The matter of how tyres should be changed and/or rotated had become the subject of fierce debate at recent Association of Car Fleet Operators’ meetings.
For years it has been held to be the front tyres which should be fitted with new units, when only two tyres are being replaced out of the four, and the part-worn tyres should be put on the back.
But a Kwik-Fit Fleet spokesman said: ‘The tyre industry generally recommends new tyres to the rear. This applies to both front and rear-wheel drive cars. Primarily, the justification is increased safety – particularly in the wet – where it has been demonstrated that, with the partly worn tyres fitted to the rear, their diminished water dispersal capability leads to a greater tendency towards oversteer and thus loss of control.
‘Straight line braking in the wet can be adversely affected. It is also arguable that used tyres are more prone to punctures and since it has now been established that rear deflations are more likely to cause loss of control, this is another reason for fitting new tyres to the rear.’
Kwik-Fit Fleet admitted this view may surprise many in the industry who clearly believed the now discredited ‘new tyres to the front’ rule.
The spokesman added: ‘An analysis of technical enquiries has confirmed that many customers – dealers and users alike – believe when only two tyres are replaced on a car, they should be fitted to the front axle. As a secondary benefit for the owners of low-mileage front-wheel drive cars, the switching of the partly-worn rear tyres to the front, enabling the new tyres to be fitted to the rear, creates a cycle which helps prevent their deterioration due to ageing/prolonged exposure.
‘The rear tyres wear relatively slowly and leaving them in their original positions for a prolonged period can result in the need to replace them before they are significantly worn.’
However, there are certain circumstances where the principle of ‘new tyres to the rear’ does not apply, says Kwik-Fit Fleet. These include where front and rear tyres are of different sizes, where the two new tyres have a lower speed rating or where specialist set-ups such as Pirelli’s PZero system are in use.
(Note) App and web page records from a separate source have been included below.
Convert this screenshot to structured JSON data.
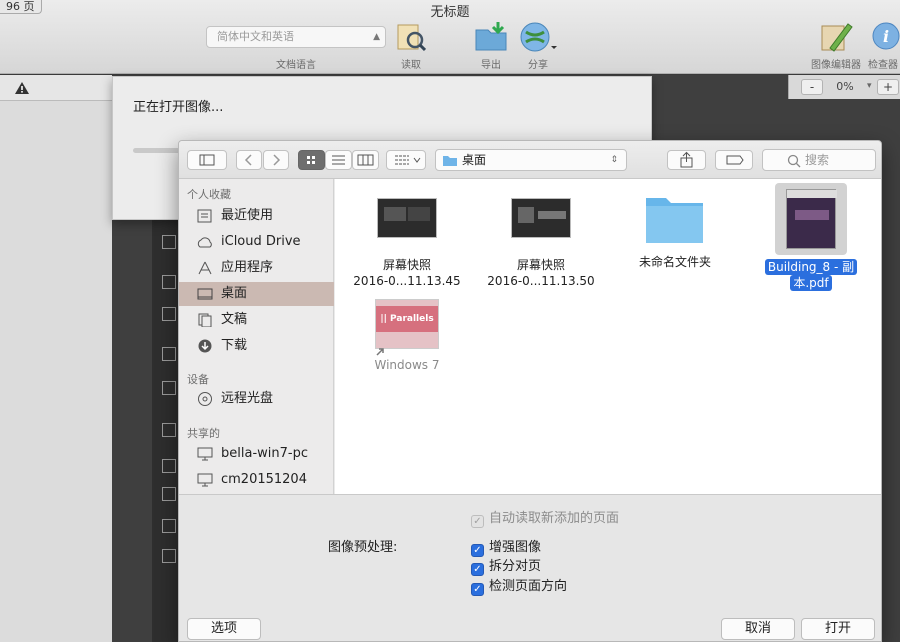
{
  "page_count": "96 页",
  "window": {
    "title": "无标题"
  },
  "toolbar": {
    "language_select": "简体中文和英语",
    "language_caption": "文档语言",
    "read_label": "读取",
    "export_label": "导出",
    "share_label": "分享",
    "image_editor_label": "图像编辑器",
    "inspector_label": "检查器"
  },
  "zoom": {
    "value": "0%",
    "minus": "-",
    "plus": "+"
  },
  "progress": {
    "text": "正在打开图像..."
  },
  "dialog": {
    "location": "桌面",
    "search_placeholder": "搜索",
    "sidebar": {
      "favorites_header": "个人收藏",
      "favorites": [
        {
          "label": "最近使用",
          "icon": "recents-icon"
        },
        {
          "label": "iCloud Drive",
          "icon": "cloud-icon"
        },
        {
          "label": "应用程序",
          "icon": "applications-icon"
        },
        {
          "label": "桌面",
          "icon": "desktop-icon",
          "selected": true
        },
        {
          "label": "文稿",
          "icon": "documents-icon"
        },
        {
          "label": "下载",
          "icon": "downloads-icon"
        }
      ],
      "devices_header": "设备",
      "devices": [
        {
          "label": "远程光盘",
          "icon": "disc-icon"
        }
      ],
      "shared_header": "共享的",
      "shared": [
        {
          "label": "bella-win7-pc",
          "icon": "computer-icon"
        },
        {
          "label": "cm20151204",
          "icon": "computer-icon"
        }
      ]
    },
    "files": [
      {
        "line1": "屏幕快照",
        "line2": "2016-0...11.13.45"
      },
      {
        "line1": "屏幕快照",
        "line2": "2016-0...11.13.50"
      },
      {
        "line1": "未命名文件夹",
        "line2": ""
      },
      {
        "line1": "Building_8 - 副",
        "line2": "本.pdf",
        "selected": true
      },
      {
        "line1": "Windows 7",
        "line2": "",
        "dimmed": true,
        "thumb_text": "|| Parallels"
      }
    ],
    "options": {
      "auto_read": "自动读取新添加的页面",
      "preprocess_label": "图像预处理:",
      "enhance": "增强图像",
      "split": "拆分对页",
      "detect_orientation": "检测页面方向"
    },
    "buttons": {
      "options": "选项",
      "cancel": "取消",
      "open": "打开"
    }
  },
  "colors": {
    "accent": "#2b6fde",
    "selection_sidebar": "#cbb9b2"
  }
}
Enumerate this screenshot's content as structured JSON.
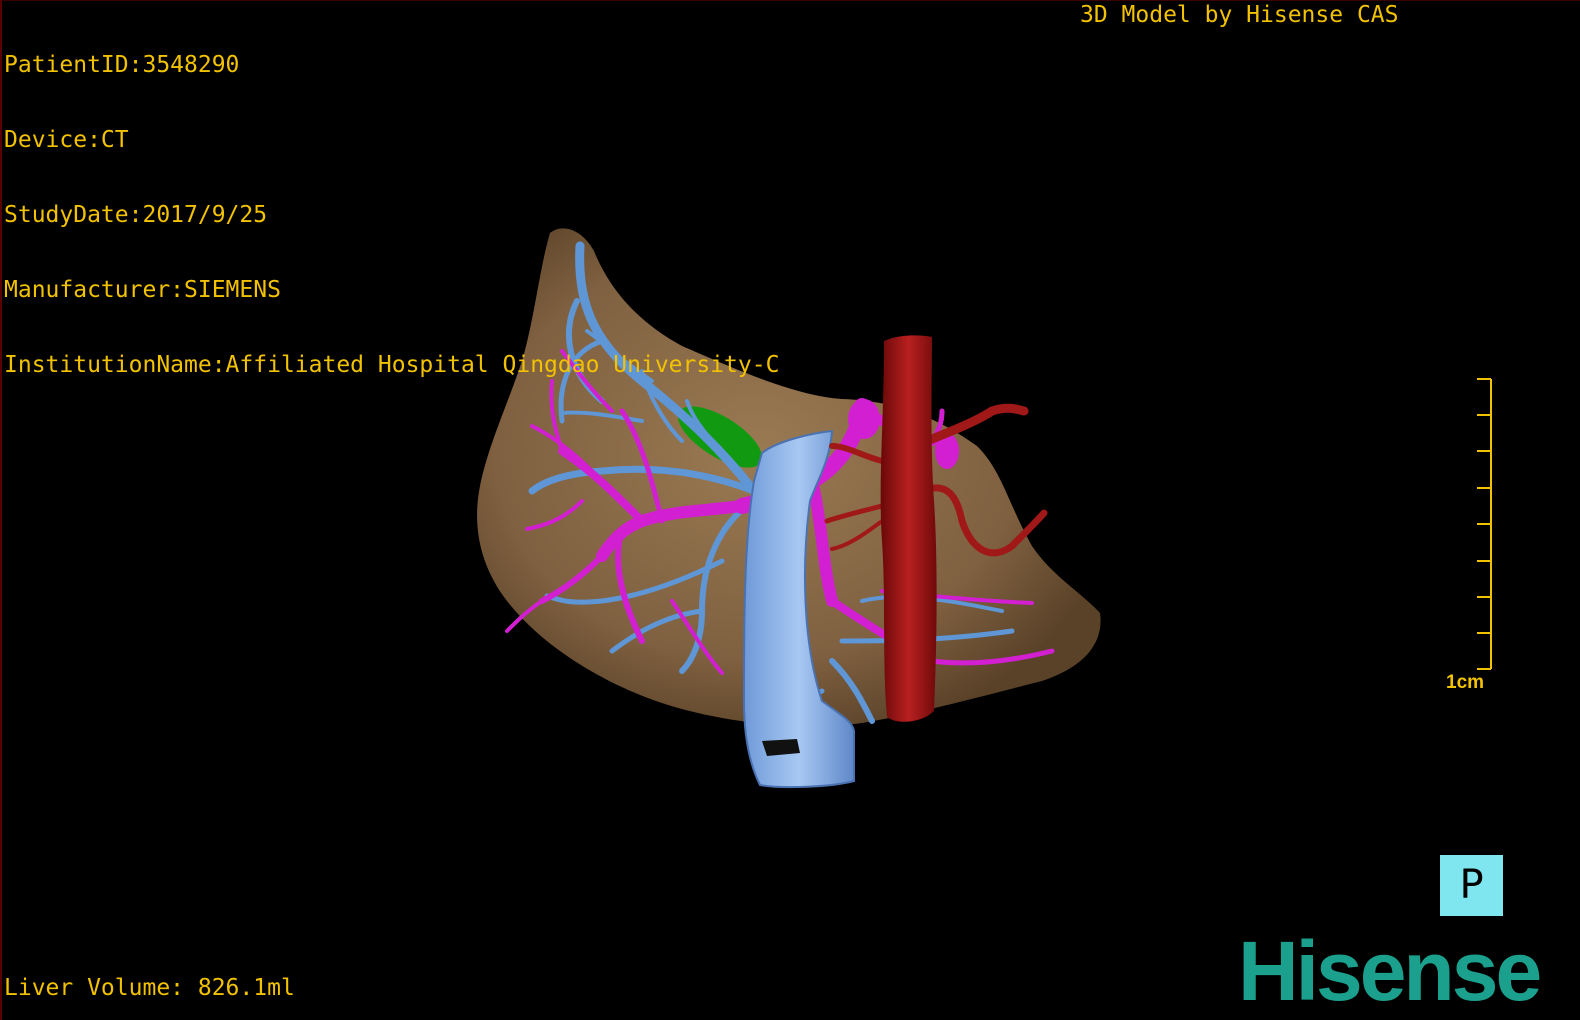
{
  "viewer": {
    "patient_info": [
      "PatientID:3548290",
      "Device:CT",
      "StudyDate:2017/9/25",
      "Manufacturer:SIEMENS",
      "InstitutionName:Affiliated Hospital Qingdao University-C"
    ],
    "credit": "3D Model by Hisense CAS",
    "liver_volume": "Liver Volume: 826.1ml",
    "scale_label": "1cm",
    "orientation": "P",
    "brand_logo": "Hisense"
  },
  "colors": {
    "overlay_text": "#f2c200",
    "liver": "#8a6a45",
    "portal_vein": "#d21fd2",
    "hepatic_vein": "#5f96d6",
    "ivc": "#8fb8ec",
    "artery": "#a01818",
    "gallbladder": "#119a11",
    "orientation_box": "#7fe6f0",
    "logo": "#1aa08c"
  }
}
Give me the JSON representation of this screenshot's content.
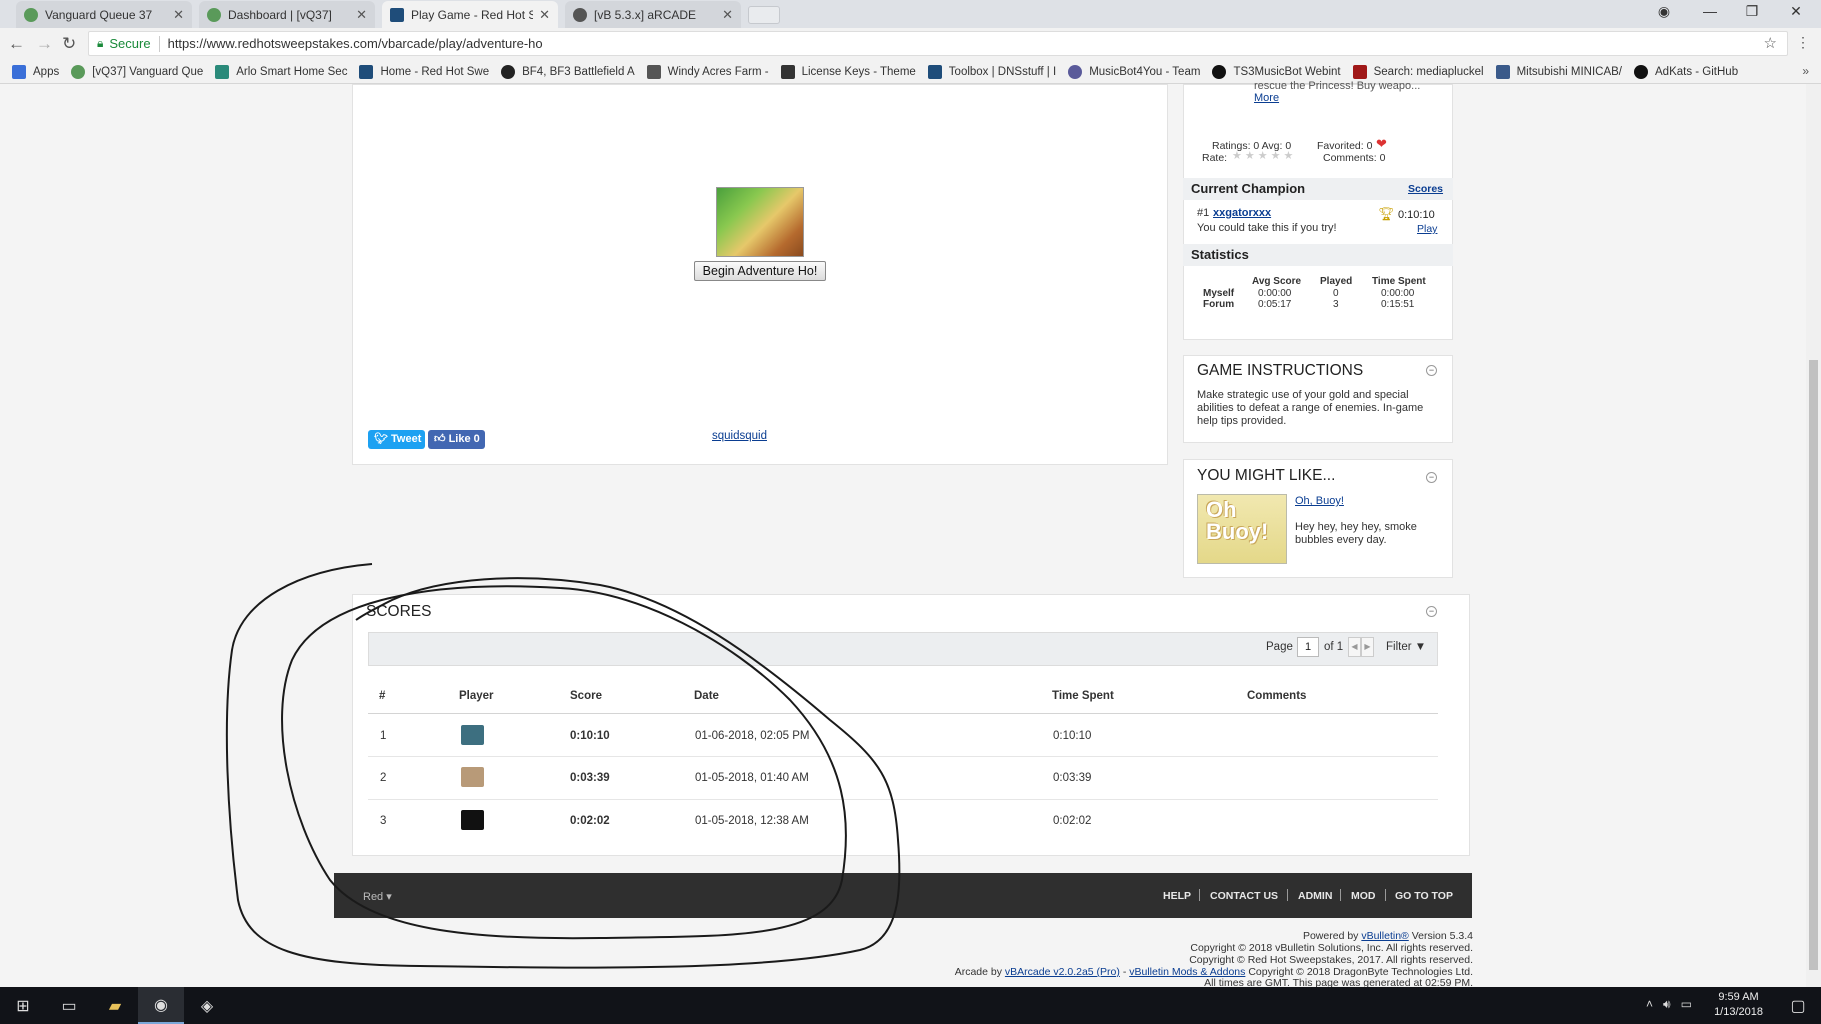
{
  "browser": {
    "tabs": [
      {
        "title": "Vanguard Queue 37"
      },
      {
        "title": "Dashboard | [vQ37]"
      },
      {
        "title": "Play Game - Red Hot Sw"
      },
      {
        "title": "[vB 5.3.x] aRCADE"
      }
    ],
    "secure_label": "Secure",
    "url": "https://www.redhotsweepstakes.com/vbarcade/play/adventure-ho",
    "bookmarks": [
      "Apps",
      "[vQ37] Vanguard Que",
      "Arlo Smart Home Sec",
      "Home - Red Hot Swe",
      "BF4, BF3 Battlefield A",
      "Windy Acres Farm -",
      "License Keys - Theme",
      "Toolbox | DNSstuff | I",
      "MusicBot4You - Team",
      "TS3MusicBot Webint",
      "Search: mediapluckel",
      "Mitsubishi MINICAB/",
      "AdKats - GitHub"
    ],
    "more_bookmarks": "»"
  },
  "game": {
    "begin_button": "Begin Adventure Ho!",
    "tweet": "Tweet",
    "like": "Like 0",
    "author": "squidsquid"
  },
  "info": {
    "desc_fragment": "rescue the Princess! Buy weapo...",
    "more": "More",
    "ratings": "Ratings: 0 Avg: 0",
    "rate": "Rate:",
    "favorited": "Favorited: 0",
    "comments": "Comments: 0"
  },
  "champion": {
    "heading": "Current Champion",
    "scores_link": "Scores",
    "rank": "#1",
    "name": "xxgatorxxx",
    "time": "0:10:10",
    "tagline": "You could take this if you try!",
    "play_link": "Play"
  },
  "statistics": {
    "heading": "Statistics",
    "columns": [
      "Avg Score",
      "Played",
      "Time Spent"
    ],
    "rows": [
      {
        "label": "Myself",
        "avg": "0:00:00",
        "played": "0",
        "time": "0:00:00"
      },
      {
        "label": "Forum",
        "avg": "0:05:17",
        "played": "3",
        "time": "0:15:51"
      }
    ]
  },
  "instructions": {
    "title": "GAME INSTRUCTIONS",
    "text": "Make strategic use of your gold and special abilities to defeat a range of enemies. In-game help tips provided."
  },
  "might_like": {
    "title": "YOU MIGHT LIKE...",
    "game_name": "Oh, Buoy!",
    "thumb_text": "Oh Buoy!",
    "desc": "Hey hey, hey hey, smoke bubbles every day."
  },
  "scores": {
    "title": "SCORES",
    "page_label": "Page",
    "page": "1",
    "of_label": "of 1",
    "filter": "Filter",
    "columns": [
      "#",
      "Player",
      "Score",
      "Date",
      "Time Spent",
      "Comments"
    ],
    "rows": [
      {
        "rank": "1",
        "score": "0:10:10",
        "date": "01-06-2018, 02:05 PM",
        "time": "0:10:10",
        "avatar_color": "#3d6f80"
      },
      {
        "rank": "2",
        "score": "0:03:39",
        "date": "01-05-2018, 01:40 AM",
        "time": "0:03:39",
        "avatar_color": "#b89a78"
      },
      {
        "rank": "3",
        "score": "0:02:02",
        "date": "01-05-2018, 12:38 AM",
        "time": "0:02:02",
        "avatar_color": "#111111"
      }
    ]
  },
  "footer": {
    "style_select": "Red",
    "links": [
      "HELP",
      "CONTACT US",
      "ADMIN",
      "MOD",
      "GO TO TOP"
    ],
    "powered_prefix": "Powered by",
    "powered_link": "vBulletin®",
    "powered_suffix": "Version 5.3.4",
    "copyright1": "Copyright © 2018 vBulletin Solutions, Inc. All rights reserved.",
    "copyright2": "Copyright © Red Hot Sweepstakes, 2017. All rights reserved.",
    "arcade_prefix": "Arcade by",
    "arcade_link1": "vBArcade v2.0.2a5 (Pro)",
    "arcade_dash": "-",
    "arcade_link2": "vBulletin Mods & Addons",
    "arcade_suffix": "Copyright © 2018 DragonByte Technologies Ltd.",
    "times": "All times are GMT. This page was generated at 02:59 PM."
  },
  "taskbar": {
    "time": "9:59 AM",
    "date": "1/13/2018"
  }
}
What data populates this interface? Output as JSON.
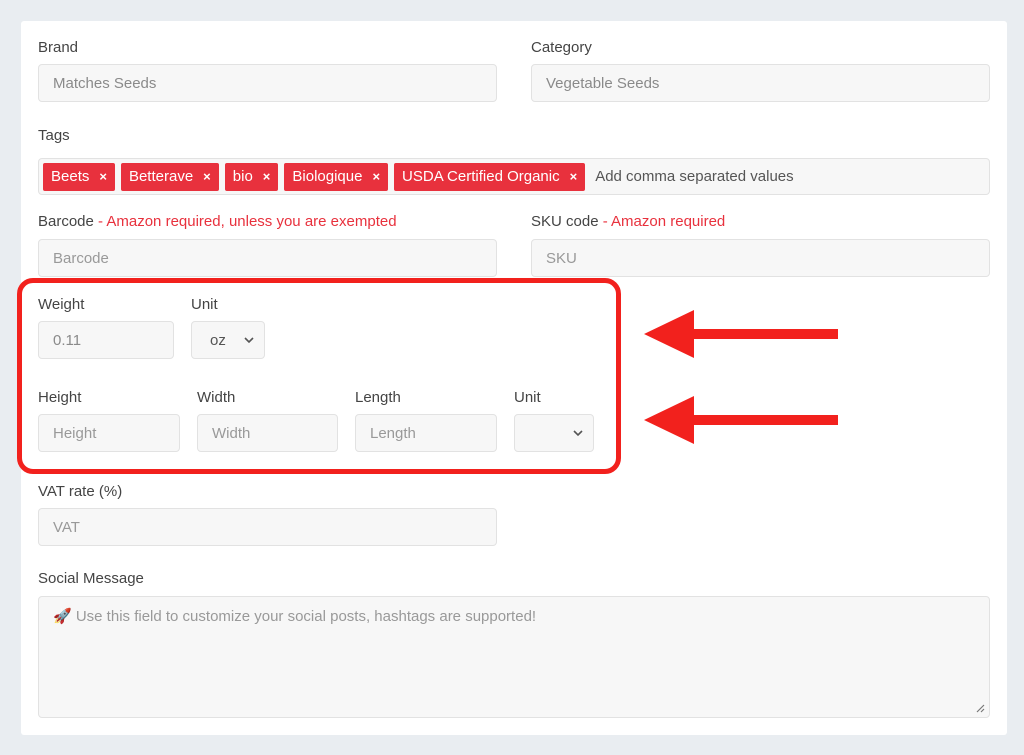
{
  "brand": {
    "label": "Brand",
    "value": "Matches Seeds"
  },
  "category": {
    "label": "Category",
    "value": "Vegetable Seeds"
  },
  "tags": {
    "label": "Tags",
    "items": [
      "Beets",
      "Betterave",
      "bio",
      "Biologique",
      "USDA Certified Organic"
    ],
    "remove_glyph": "×",
    "placeholder": "Add comma separated values"
  },
  "barcode": {
    "label": "Barcode",
    "note": " - Amazon required, unless you are exempted",
    "placeholder": "Barcode"
  },
  "sku": {
    "label": "SKU code",
    "note": " - Amazon required",
    "placeholder": "SKU"
  },
  "weight": {
    "label": "Weight",
    "value": "0.11"
  },
  "weight_unit": {
    "label": "Unit",
    "value": "oz"
  },
  "height": {
    "label": "Height",
    "placeholder": "Height"
  },
  "width": {
    "label": "Width",
    "placeholder": "Width"
  },
  "length": {
    "label": "Length",
    "placeholder": "Length"
  },
  "dim_unit": {
    "label": "Unit",
    "value": ""
  },
  "vat": {
    "label": "VAT rate (%)",
    "placeholder": "VAT"
  },
  "social": {
    "label": "Social Message",
    "placeholder": "🚀 Use this field to customize your social posts, hashtags are supported!"
  },
  "colors": {
    "accent": "#e8313d",
    "annotation": "#f2211d",
    "background": "#e9edf1"
  }
}
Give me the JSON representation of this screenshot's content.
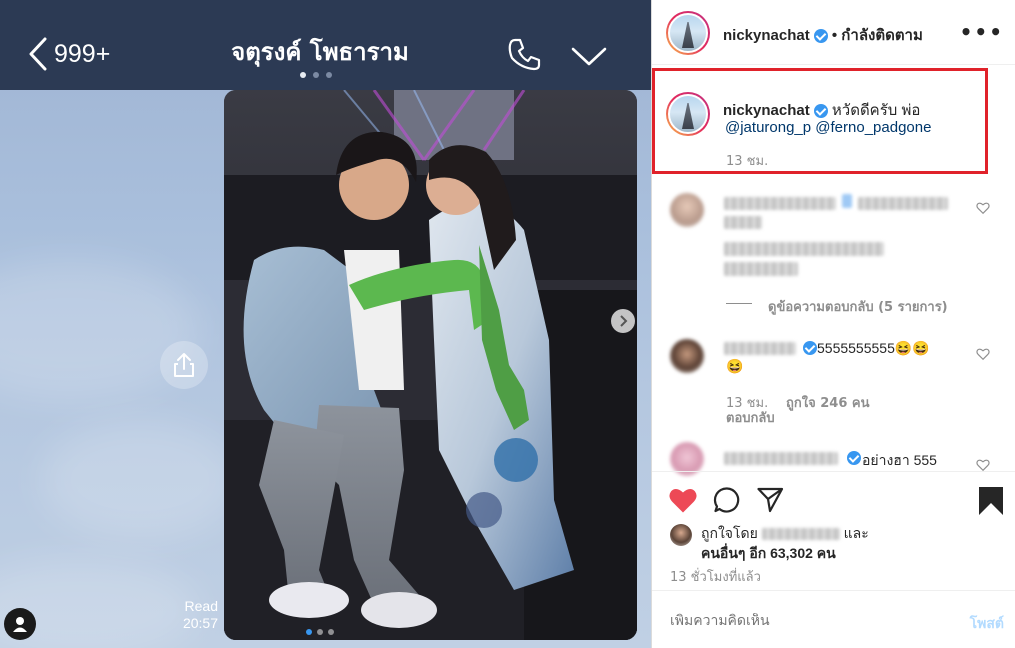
{
  "chat": {
    "back_label": "999+",
    "title": "จตุรงค์ โพธาราม",
    "read_label": "Read",
    "time": "20:57"
  },
  "instagram": {
    "username": "nickynachat",
    "follow_status": "• กำลังติดตาม",
    "more_icon": "•••",
    "caption": {
      "username": "nickynachat",
      "text": "หวัดดีครับ พ่อ",
      "mentions": "@jaturong_p @ferno_padgone",
      "time": "13 ชม."
    },
    "view_replies": "ดูข้อความตอบกลับ (5 รายการ)",
    "comment2": {
      "text": "5555555555😆😆",
      "emoji2": "😆",
      "time": "13 ชม.",
      "likes": "ถูกใจ 246 คน",
      "reply": "ตอบกลับ"
    },
    "comment3": {
      "text": "อย่างฮา 555"
    },
    "liked_by_prefix": "ถูกใจโดย",
    "liked_by_and": "และ",
    "liked_by_others": "คนอื่นๆ อีก 63,302 คน",
    "post_time": "13 ชั่วโมงที่แล้ว",
    "comment_placeholder": "เพิ่มความคิดเห็น",
    "post_button": "โพสต์"
  },
  "colors": {
    "chat_header": "#2c3a54",
    "verified": "#3897f0",
    "heart_liked": "#ed4956",
    "highlight_box": "#e0222a"
  }
}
It is also the case with certain combinations of winter and summer tyres or on certain four-wheel-drive vehicles.